IV. The Sadness Of Jesus

Of course, the sadness of Jesus came about as a result of Him finding the disciples sleeping. So often today the church is not on her knees. The church is not wrestling in prayer. We have not had our Gethsemane experience, and consequently the church has not either. Folks, I'm just saying if there is no Gethsemane, there is no surrender to the will of God; there is no going on with God; there is no victory with God; there is no power with God.

I had the privilege of playing high school football. I started playing on the varsity team when I was in the tenth grade. The year before, our high school team had won the western North Carolina state championship. The year before, as a ninth grader, I had played on the junior varsity team. We had won every game on our schedule. We were looking forward to another excellent year. Because of the success we had had the year before, the team got new uniforms. Additional bleachers were added to the football field. We started the season with great enthusiasm. Our new gold helmets looked sharp. Our crisp gold pants and gleaming white jerseys with black numerals looked great.

But there was a minor hitch. We weren't playing up to expectations. I remember one particular game where the score grew more lopsided as the game progressed. Nothing was going right, and the enthusiasm of the fans began to diminish by half-time. The stands grew more vacant and the crowd more silent as the time wore on. That is to say, with the exception of my dad. Now, you need to know that my dad is the eternal optimist. He can see the silver lining behind every cloud. He is an encourager. As the stands emptied, he kept improving his seat. Finally, he was down front on the fifty-yard line. He was still yelling as if the outcome was still in question.

As the seconds ticked down, I began to watch my dad. I knew exactly what he was going to do. When the horn sounded he was going to turn onto the field and congratulate me with some positive comment on our performance.

I knew that he was going to congratulate me, but I knew that that was absolutely out of order. We were getting slaughtered. What would he possibly find good to say about this game? I decided that if he said anything good about the game I would deck him right there on the field. I want you to bear in mind that if I hit my father it would have been my only tackle of the night. I played defensive end.

Finally the horn sounded. I sprinted for the locker room, hoping to get inside before my dad could find me. No luck. He beat me there.

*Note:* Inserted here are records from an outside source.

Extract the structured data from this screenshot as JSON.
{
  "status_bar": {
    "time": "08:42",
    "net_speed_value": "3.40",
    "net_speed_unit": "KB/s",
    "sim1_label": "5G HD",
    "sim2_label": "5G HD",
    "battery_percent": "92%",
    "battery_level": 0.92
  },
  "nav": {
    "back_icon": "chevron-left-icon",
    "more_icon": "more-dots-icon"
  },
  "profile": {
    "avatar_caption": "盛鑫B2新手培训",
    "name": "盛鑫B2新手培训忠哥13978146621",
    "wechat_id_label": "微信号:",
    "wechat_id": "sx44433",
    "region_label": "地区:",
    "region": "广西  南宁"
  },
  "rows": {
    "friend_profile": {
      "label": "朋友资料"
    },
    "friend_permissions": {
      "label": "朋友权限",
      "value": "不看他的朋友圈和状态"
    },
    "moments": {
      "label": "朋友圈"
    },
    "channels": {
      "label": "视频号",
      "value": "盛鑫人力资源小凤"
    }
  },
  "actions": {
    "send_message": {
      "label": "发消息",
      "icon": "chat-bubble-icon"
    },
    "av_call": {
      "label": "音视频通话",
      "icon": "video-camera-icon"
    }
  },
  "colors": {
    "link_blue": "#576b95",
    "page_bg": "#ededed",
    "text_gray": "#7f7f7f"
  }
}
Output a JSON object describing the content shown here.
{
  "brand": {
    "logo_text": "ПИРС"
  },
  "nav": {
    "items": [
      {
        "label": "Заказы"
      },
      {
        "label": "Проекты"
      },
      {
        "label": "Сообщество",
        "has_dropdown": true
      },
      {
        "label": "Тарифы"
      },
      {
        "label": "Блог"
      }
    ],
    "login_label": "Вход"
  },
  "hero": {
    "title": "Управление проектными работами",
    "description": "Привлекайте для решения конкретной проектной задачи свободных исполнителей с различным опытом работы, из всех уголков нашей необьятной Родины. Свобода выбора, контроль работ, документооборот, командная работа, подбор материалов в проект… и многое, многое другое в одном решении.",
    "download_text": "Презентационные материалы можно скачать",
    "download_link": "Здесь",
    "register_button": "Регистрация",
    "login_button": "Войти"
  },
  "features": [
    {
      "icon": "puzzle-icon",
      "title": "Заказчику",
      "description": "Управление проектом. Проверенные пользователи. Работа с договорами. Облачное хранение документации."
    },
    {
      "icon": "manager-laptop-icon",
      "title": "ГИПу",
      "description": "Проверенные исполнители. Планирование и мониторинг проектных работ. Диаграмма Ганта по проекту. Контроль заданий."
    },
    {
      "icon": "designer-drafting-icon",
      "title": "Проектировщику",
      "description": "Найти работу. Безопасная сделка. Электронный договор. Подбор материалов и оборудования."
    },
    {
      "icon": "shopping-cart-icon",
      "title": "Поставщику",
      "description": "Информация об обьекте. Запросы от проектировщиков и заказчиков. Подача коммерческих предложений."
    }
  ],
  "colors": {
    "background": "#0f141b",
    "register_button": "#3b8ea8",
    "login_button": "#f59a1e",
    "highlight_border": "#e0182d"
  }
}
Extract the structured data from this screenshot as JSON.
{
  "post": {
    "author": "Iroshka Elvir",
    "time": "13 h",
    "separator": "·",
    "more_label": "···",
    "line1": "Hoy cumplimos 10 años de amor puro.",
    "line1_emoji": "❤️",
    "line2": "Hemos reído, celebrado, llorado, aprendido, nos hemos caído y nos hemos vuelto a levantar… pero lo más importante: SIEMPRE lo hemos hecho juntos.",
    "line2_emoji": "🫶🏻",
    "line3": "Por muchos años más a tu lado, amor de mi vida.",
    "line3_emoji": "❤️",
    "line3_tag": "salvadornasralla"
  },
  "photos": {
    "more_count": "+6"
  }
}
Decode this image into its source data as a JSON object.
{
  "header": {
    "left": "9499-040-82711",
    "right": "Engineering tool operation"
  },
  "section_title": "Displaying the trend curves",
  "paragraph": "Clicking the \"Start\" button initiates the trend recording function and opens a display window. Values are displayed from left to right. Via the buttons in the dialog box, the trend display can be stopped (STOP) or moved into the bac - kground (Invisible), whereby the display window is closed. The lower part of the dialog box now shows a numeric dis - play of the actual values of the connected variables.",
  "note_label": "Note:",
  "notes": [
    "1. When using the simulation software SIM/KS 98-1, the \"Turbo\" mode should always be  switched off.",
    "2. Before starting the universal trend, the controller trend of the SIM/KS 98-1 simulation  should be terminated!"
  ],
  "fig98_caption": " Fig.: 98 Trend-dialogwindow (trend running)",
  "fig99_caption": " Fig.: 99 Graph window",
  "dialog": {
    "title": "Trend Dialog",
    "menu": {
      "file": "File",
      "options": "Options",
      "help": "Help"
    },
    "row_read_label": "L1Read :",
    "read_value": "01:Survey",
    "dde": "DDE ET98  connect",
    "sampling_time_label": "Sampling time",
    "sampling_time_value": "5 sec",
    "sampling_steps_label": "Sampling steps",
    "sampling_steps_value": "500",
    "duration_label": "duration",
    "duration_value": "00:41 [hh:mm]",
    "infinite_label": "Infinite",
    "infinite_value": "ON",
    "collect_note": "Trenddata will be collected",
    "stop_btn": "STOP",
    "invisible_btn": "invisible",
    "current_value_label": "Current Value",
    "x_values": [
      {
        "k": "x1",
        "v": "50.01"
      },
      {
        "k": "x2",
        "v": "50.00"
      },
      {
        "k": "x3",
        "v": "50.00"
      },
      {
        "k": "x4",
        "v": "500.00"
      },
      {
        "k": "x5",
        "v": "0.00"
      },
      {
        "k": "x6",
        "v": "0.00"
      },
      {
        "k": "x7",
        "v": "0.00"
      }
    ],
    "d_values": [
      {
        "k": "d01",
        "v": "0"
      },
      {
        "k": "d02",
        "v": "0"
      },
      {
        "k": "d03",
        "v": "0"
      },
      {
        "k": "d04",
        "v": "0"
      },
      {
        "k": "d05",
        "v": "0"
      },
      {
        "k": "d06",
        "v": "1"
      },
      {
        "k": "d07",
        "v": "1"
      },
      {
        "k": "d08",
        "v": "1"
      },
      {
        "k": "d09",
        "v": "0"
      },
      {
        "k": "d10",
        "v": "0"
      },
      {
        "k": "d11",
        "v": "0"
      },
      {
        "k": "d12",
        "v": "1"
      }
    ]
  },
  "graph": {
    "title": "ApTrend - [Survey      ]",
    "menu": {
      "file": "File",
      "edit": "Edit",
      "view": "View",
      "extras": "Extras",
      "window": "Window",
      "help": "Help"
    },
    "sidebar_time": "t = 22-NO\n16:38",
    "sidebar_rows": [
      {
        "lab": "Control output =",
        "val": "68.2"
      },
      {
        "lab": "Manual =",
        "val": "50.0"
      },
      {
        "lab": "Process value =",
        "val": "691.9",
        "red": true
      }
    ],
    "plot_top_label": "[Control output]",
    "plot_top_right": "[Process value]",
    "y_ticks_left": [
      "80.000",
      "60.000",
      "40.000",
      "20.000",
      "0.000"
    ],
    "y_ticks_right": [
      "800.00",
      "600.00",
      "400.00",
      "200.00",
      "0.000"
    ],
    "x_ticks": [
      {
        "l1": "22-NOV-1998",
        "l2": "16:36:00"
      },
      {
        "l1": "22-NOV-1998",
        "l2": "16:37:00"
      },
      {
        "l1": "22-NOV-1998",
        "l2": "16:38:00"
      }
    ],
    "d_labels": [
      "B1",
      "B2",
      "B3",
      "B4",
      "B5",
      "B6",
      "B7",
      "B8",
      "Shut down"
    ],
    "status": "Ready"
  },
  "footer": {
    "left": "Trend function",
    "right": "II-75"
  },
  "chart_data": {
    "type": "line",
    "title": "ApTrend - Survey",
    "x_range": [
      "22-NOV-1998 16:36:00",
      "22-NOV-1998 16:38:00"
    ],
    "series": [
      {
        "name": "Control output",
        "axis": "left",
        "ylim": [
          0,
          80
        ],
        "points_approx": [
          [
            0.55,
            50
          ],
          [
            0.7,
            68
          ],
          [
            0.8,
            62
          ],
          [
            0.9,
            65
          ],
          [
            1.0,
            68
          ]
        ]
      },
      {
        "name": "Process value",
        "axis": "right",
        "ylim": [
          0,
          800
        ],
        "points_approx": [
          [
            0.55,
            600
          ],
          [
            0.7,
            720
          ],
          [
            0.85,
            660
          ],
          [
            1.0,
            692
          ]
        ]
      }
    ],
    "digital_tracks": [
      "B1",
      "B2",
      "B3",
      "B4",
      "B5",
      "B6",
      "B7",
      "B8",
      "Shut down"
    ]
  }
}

He should have been playing, not me. He came up, threw his arms around me and declared, "You guys look great!"

I thought to myself, "Look great. Which game had he been watching? Maybe he is delirious with a fever."

But after a short pause, he finished his statement, "in the huddle." And he was right. We did look good in the huddle. We had crisp new uniforms, and mine wasn't even dirty. We lined up in good order, we broke the huddle in unison, we hustled to the line of scrimmage. We really did look good in the huddle. Our trouble started when we snapped the ball.

That's our problem in the church. We look pretty good on Sunday morning when we come together. We're all shined and polished and look real spiffy. We talk about our programs and our ministries and we call all the right plays. We gather in our Bible study classes and we talk about the power of God's Word to change our lives. We sit in our ministry meetings and talk about what we're going to do to enhance the kingdom of God. But then we dismiss and limp back to the line of scrimmage, not expecting anything to change. We just sort of look good in the huddle.

Folks, that's the only place we'll ever look good until we wake up from our sleep and really get before God and begin to agonize in prayer and surrender our wills to His will. Then we'll be strengthened by angels, and strengthened by the power of the Holy Spirit, to do mighty exploits for God.

So this morning I want you to stand in the hush of Gethsemane and listen. Do you hear the sob of our Savior's soul? Do you hear the falling drops of blood? Look yonder in the garden by an olive tree and see bending low an agonizing Savior who took upon himself your sins and mine. I believe that His surrender to the will of God in that garden ought to inspire our surrender to the will of God in this place today. Amen.